Engadget sat down with Calista Redmond from RISC-V International, Krste Asanović from SiFive, Ted Marena of Western Digital, and Art Swift from Esperanto Technologies to talk about RISC-V.

This is an open-standard processor architecture that hopes to open up chip design to many companies from startups to major firms. RISC-V enables companies to design their own chips without paying license fees to the big industry players like Intel and ARM, and provides a structure for companies to produce their own custom processors, micro-controllers and chips.

Silicon may be at the heart of most gadgets, but it’s not the only semiconductor around.

Gallium nitride has been getting a lot of attention recently for it’s electrical properties, which outperform silicon in a lot of areas.

Gallium nitride has the potential to revolution power systems, including solar, electric vehicles, and even phone chargers.

Beyond that, it’s finding uses in the mobile industry, and could even be used to build ultra fast processors.

But how feasible is any of that, and even if it’s possible, how long will it take? 

2020 is the year 5G will finally arrive for some, but will it live up to the hype?

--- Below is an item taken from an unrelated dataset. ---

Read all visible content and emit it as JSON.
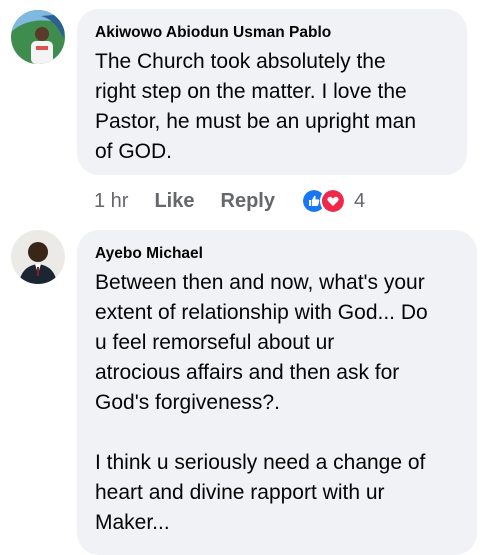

Part of the problem is that 5G isn’t one thing, it’s a collection of different technologies, and various cell providers are focusing on different improvements that can radically change the experience of 5G.

Engadget explains. 

Engadget has a first look at Samsung’s robot chef.

Normally when I miss breakfast, it’s by choice. Today, it was because I was in a rush to get to Samsung’s booth on the CES show floor and see if I could get any face time with the company’s cute new rolling robot. (That, uh, didn’t go so great.) The trip was still well worth it, though, because I got to eat a tofu salad partially made by a pair of robotic arms slung from the bottom of some kitchen cabinets.

Read the full story on Engadget.